> Data to examine:
== Segment start ==

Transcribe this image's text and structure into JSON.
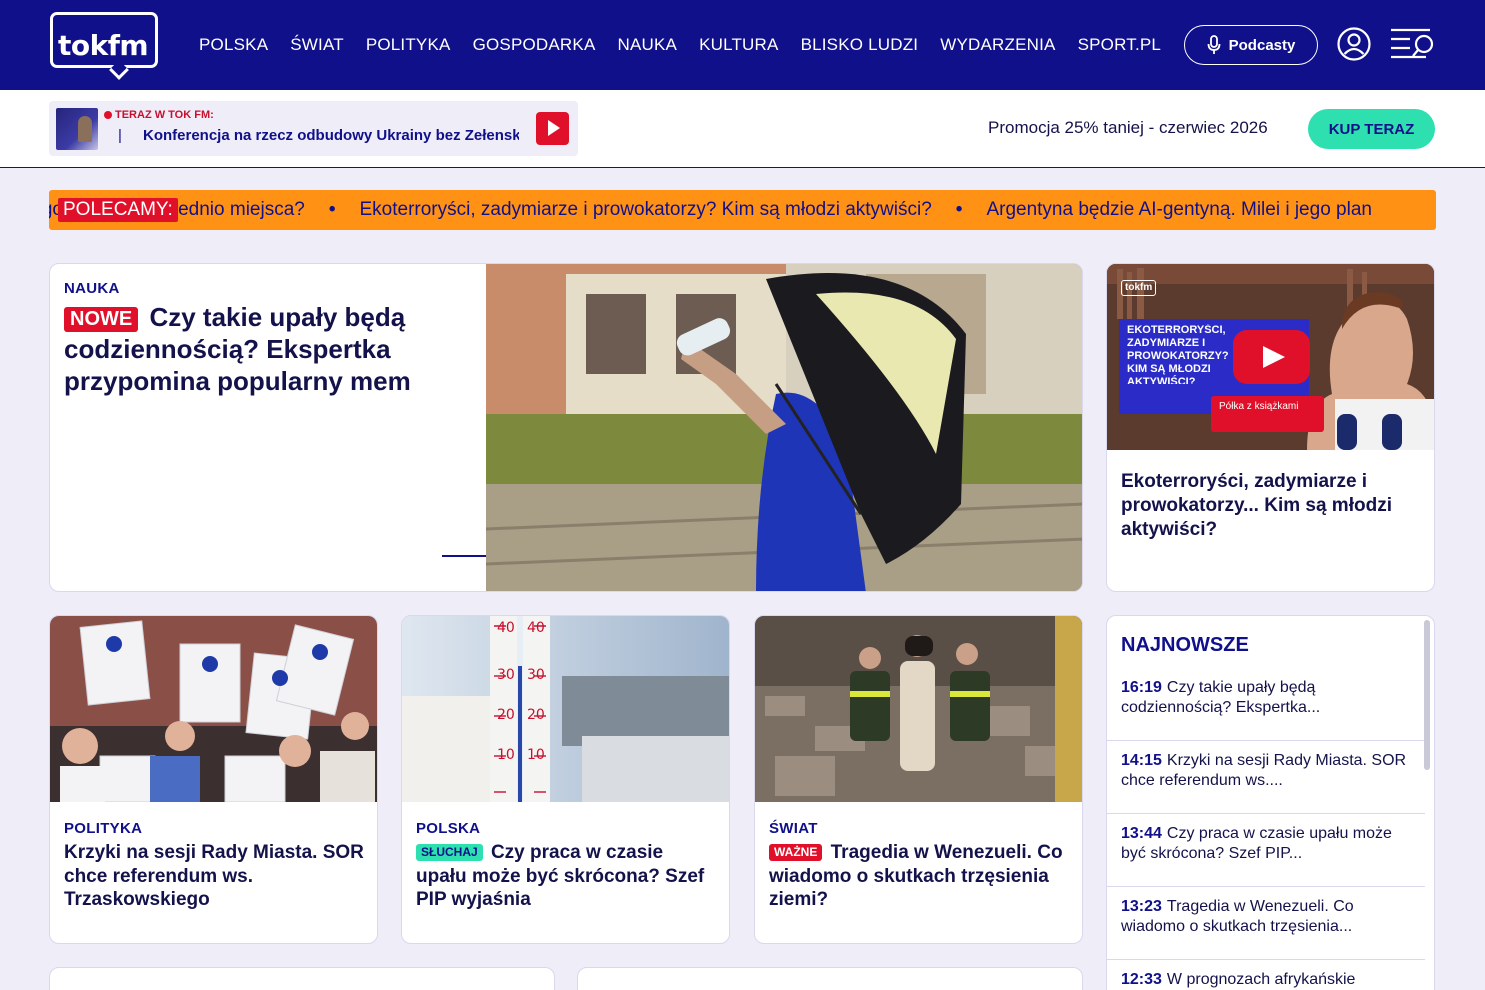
{
  "header": {
    "logo_text": "tokfm",
    "nav": [
      "POLSKA",
      "ŚWIAT",
      "POLITYKA",
      "GOSPODARKA",
      "NAUKA",
      "KULTURA",
      "BLISKO LUDZI",
      "WYDARZENIA",
      "SPORT.PL"
    ],
    "podcast_label": "Podcasty"
  },
  "subbar": {
    "live_label": "TERAZ W TOK FM:",
    "live_pipe": "|",
    "live_title": "Konferencja na rzecz odbudowy Ukrainy bez Zełenskiego",
    "promo_text": "Promocja 25% taniej - czerwiec 2026",
    "buy_label": "KUP TERAZ"
  },
  "ticker": {
    "badge": "POLECAMY:",
    "items": [
      "Czy takie upały będą codziennością? Ekspertka przypomina, gdzie szukać chłodu. Jak przygotować odpowiednio miejsca?",
      "Ekoterroryści, zadymiarze i prowokatorzy? Kim są młodzi aktywiści?",
      "Argentyna będzie AI-gentyną. Milei i jego plan"
    ]
  },
  "hero": {
    "kicker": "NAUKA",
    "badge": "NOWE",
    "title": "Czy takie upały będą codziennością? Ekspertka przypomina popularny mem"
  },
  "video": {
    "overlay_title": "EKOTERRORYŚCI, ZADYMIARZE I PROWOKATORZY? KIM SĄ MŁODZI AKTYWIŚCI?",
    "logo": "tokfm",
    "tag": "Półka z książkami",
    "title": "Ekoterroryści, zadymiarze i prowokatorzy... Kim są młodzi aktywiści?"
  },
  "cards": [
    {
      "kicker": "POLITYKA",
      "badge": "",
      "title": "Krzyki na sesji Rady Miasta. SOR chce referendum ws. Trzaskowskiego"
    },
    {
      "kicker": "POLSKA",
      "badge": "SŁUCHAJ",
      "title": "Czy praca w czasie upału może być skrócona? Szef PIP wyjaśnia"
    },
    {
      "kicker": "ŚWIAT",
      "badge": "WAŻNE",
      "title": "Tragedia w Wenezueli. Co wiadomo o skutkach trzęsienia ziemi?"
    }
  ],
  "newest": {
    "heading": "NAJNOWSZE",
    "items": [
      {
        "time": "16:19",
        "text": "Czy takie upały będą codziennością? Ekspertka..."
      },
      {
        "time": "14:15",
        "text": "Krzyki na sesji Rady Miasta. SOR chce referendum ws...."
      },
      {
        "time": "13:44",
        "text": "Czy praca w czasie upału może być skrócona? Szef PIP..."
      },
      {
        "time": "13:23",
        "text": "Tragedia w Wenezueli. Co wiadomo o skutkach trzęsienia..."
      },
      {
        "time": "12:33",
        "text": "W prognozach afrykańskie"
      }
    ]
  },
  "colors": {
    "brand_navy": "#10108a",
    "accent_red": "#e0102a",
    "accent_mint": "#2ee0b0",
    "ticker_orange": "#ff9214",
    "page_bg": "#eeedf8"
  },
  "icons": [
    "microphone-icon",
    "user-icon",
    "menu-search-icon",
    "play-icon",
    "arrow-right-icon"
  ]
}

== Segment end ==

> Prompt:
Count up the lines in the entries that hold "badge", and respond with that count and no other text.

> Response:
5